» Folks living withHIV that are diagnosed in good time as well as on successful treatment can expect the exact same expectation of life as any person else,» points out Kat Smithson, director of policy at the National Aids Rely On (NAT). «HIV is actually now a lasting, workable disorder. Lifestyle is, certainly, facility, however the impact of an HIV diagnosis on this is actually as most likely, if not most likely, to be personal or even social instead of pertaining to the healthand wellness influence of HIV.»
This is due to the fact that while treatment has actually advanced, lack of confidences towards HIV are more difficult to shift; it is still a greatly stigmatised, misconstrued ailment.
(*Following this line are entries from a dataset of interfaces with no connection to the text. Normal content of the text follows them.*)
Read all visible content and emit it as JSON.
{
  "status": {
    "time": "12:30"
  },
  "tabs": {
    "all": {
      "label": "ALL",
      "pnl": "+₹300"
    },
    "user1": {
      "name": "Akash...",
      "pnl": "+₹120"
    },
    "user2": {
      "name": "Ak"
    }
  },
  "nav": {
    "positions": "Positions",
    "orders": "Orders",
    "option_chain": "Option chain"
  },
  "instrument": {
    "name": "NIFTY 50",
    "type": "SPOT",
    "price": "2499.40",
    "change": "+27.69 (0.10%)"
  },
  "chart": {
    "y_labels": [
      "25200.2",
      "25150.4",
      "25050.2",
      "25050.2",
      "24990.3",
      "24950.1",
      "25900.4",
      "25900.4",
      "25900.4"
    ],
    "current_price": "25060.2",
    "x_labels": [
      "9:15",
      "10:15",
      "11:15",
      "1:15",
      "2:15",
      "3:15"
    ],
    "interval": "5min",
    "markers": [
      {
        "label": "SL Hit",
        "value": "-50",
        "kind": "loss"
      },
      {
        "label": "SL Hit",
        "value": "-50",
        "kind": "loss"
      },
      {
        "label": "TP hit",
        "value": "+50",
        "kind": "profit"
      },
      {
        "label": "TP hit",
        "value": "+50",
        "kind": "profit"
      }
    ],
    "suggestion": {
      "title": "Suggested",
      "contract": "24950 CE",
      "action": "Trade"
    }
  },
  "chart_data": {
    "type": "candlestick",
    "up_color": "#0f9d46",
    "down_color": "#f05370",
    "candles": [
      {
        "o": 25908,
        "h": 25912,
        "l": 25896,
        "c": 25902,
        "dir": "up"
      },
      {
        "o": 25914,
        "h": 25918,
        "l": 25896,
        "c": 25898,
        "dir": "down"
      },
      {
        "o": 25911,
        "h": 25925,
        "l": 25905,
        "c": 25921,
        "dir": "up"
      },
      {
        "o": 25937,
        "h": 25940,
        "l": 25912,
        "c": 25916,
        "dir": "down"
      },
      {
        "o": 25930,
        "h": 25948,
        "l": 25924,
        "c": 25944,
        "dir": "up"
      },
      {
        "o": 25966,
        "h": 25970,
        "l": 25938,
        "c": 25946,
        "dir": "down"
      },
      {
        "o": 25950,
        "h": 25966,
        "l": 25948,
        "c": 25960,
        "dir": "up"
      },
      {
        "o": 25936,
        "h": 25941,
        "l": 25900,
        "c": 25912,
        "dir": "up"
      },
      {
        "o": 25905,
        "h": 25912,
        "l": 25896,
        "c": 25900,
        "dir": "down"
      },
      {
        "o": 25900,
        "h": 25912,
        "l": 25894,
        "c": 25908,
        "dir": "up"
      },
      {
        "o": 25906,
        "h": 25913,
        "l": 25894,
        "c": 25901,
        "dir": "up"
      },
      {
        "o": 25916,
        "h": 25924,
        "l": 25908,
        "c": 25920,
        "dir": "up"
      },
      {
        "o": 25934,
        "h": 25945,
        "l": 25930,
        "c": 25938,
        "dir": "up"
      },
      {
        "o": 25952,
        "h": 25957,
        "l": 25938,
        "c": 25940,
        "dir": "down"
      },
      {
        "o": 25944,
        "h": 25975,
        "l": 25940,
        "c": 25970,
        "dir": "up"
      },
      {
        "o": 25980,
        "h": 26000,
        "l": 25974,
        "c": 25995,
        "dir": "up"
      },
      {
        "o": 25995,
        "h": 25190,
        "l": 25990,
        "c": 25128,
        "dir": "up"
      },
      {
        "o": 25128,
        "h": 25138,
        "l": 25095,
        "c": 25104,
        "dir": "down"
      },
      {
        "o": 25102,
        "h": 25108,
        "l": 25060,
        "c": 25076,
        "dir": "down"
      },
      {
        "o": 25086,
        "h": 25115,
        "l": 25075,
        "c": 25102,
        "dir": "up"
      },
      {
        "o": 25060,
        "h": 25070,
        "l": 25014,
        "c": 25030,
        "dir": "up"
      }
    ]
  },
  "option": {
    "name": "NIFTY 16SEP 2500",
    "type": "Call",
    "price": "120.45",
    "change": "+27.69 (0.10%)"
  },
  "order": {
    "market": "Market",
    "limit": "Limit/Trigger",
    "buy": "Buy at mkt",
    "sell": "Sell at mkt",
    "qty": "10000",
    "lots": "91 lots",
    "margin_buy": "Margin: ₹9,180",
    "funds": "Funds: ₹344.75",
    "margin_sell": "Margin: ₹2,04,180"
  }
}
When the past Wales rugby leader GarethThomas showed up as HIV positive previously this year, he did this to handle the taboo and also test the misconception that individuals withHIV are actually «walking along withwalking sticks [as well as] join dying».
But Thomas stated his acknowledgment was actually also an end result of media stress, after a tabloid journalist revealed his status to his moms and dads. As his expertises display, in the UK at least, probably the biggest concern along withHIV isn’t the healthand wellness influence on people, yet people’s mindsets.
» I’ve possessed folks- true friends- that, when I have actually told them, felt like: ‘Well, we just don’t want to fraternize a person like you,'» states Stephen, a 33-year outdated communications officer in Birmingham who was identified along withHIV in 2012. Due to the stigma he has actually experienced because his prognosis he has actually inquired not to utilize his full name.
Stephen mentions he devoted a monthwailing after his diagnosis. He battled psychologically, building bothrage problems and harshparanoia concerning passing the infection on- as an example, he feared of storing children in case he transferred HIV to all of them throughslices (according to Smithson, within this occasion as HIV does certainly not survive beyond the physical body gear box will call for sustained blood to blood connect withas well as consequently this is certainly not feasible.).
Withthe support of an advisor, Stephen has pertained to phrases using it however locates people’s responses tougher to integrate. «I am actually frightened to inform people already,» he mentions. It’s not unusual: in a 2015 questionnaire right into the preconception of HIV, folks disclosed experiencing harassment (9%), gossiping (twenty%), physical assault (9%) or even exclusion from social gatherings (5%).
Under the Impartiality Action 2010 it is prohibited to victimize a person dealing withhiv dating site, yet Stephen points out that, three years back, he underwent a request to have him eliminated coming from his job througha co-worker that had found out about his standing (the request was actually not successful, and the co-worker was obliged to carry out a 20-minute instruction bundle on variety). Depending on to Smithson, NAT still encounters a lot of cases of straight bias versus HIV-positive individuals.